As befits this lyrical language, Gautreaux presents Simoneaux's journey in near-Biblical terms. He's a seeker, searching for the permanence of family in an increasingly precarious world. At times, Gautreaux makes him a bit too much of a Job, piling on the punishments. It is not enough that his own child die — he must wound someone else's. It is not enough that a little girl be stolen on his watch and that he lose his job — when, against huge odds, he recovers the girl, her mother must blame him for the changes in the child — he must, in fact, be cursed by her dying breath: "Suddenly, she arched her back and cried out, as from a dream, 'It's all your fault.' "
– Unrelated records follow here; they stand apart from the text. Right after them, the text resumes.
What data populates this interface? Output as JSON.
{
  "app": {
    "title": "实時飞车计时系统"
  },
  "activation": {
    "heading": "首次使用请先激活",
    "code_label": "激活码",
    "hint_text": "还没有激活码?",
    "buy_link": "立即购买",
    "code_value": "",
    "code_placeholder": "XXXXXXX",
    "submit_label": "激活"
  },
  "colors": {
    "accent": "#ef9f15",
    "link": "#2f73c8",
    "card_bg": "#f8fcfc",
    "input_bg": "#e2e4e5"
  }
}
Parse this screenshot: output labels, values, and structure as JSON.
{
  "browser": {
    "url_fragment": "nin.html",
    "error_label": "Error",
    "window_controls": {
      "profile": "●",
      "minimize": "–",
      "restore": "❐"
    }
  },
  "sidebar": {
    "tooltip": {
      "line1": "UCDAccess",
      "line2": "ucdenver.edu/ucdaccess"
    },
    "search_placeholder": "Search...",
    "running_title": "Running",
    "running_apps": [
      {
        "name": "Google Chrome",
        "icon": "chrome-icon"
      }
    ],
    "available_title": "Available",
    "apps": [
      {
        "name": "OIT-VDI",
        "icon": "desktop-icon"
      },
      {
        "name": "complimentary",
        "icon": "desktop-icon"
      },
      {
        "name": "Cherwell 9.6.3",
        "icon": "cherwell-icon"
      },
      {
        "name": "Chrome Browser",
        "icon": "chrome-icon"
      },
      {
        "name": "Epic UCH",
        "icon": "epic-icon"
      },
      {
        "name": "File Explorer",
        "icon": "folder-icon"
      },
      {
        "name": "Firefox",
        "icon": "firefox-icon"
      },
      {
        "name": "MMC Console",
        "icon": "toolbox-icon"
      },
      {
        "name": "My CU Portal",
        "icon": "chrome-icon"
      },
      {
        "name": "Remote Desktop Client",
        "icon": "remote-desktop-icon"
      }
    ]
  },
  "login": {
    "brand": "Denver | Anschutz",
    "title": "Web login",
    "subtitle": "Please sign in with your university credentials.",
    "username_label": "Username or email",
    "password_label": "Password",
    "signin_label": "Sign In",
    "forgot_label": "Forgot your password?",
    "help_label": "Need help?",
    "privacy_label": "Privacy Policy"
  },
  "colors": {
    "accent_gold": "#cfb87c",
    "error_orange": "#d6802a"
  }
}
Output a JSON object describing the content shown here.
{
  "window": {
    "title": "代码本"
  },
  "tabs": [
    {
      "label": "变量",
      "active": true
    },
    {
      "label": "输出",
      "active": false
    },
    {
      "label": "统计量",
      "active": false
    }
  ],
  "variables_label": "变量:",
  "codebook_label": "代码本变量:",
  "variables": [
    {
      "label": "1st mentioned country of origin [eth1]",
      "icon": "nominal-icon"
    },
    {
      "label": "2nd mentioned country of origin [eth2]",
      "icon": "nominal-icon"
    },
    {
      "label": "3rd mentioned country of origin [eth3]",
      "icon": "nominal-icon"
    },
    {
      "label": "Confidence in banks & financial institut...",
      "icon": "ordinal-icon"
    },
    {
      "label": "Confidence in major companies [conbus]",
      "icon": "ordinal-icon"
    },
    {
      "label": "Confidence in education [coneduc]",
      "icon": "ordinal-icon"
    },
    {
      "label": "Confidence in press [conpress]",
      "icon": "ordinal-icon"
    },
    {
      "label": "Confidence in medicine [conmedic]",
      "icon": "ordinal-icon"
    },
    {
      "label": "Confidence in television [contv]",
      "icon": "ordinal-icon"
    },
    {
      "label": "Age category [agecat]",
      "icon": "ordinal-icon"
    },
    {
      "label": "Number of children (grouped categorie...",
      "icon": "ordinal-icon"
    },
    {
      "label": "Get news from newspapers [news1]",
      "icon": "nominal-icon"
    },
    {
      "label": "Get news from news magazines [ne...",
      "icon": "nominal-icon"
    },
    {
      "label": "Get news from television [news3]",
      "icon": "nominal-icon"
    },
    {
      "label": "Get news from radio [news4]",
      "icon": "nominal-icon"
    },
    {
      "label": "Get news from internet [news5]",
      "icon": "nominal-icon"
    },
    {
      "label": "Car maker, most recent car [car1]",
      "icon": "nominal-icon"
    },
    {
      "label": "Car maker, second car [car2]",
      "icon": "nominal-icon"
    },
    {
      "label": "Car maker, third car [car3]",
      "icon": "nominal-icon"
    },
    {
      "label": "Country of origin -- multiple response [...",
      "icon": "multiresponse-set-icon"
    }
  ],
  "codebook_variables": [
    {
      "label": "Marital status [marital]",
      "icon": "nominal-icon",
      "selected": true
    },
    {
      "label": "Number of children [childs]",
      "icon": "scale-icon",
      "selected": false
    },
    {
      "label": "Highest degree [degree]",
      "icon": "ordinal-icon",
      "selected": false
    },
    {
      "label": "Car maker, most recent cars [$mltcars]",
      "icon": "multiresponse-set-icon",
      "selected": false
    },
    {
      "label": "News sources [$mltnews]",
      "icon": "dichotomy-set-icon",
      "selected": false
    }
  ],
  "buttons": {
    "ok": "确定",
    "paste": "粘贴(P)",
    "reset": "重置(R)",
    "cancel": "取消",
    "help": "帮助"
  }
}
Still, the beauty of the writing and a plot loaded with intricate switchbacks keep the book going. And if occasionally The Missing shudders like an old riverboat, it remains a journey worth taking, the craft sufficient for the load.
, Book Reviews, World War I, The South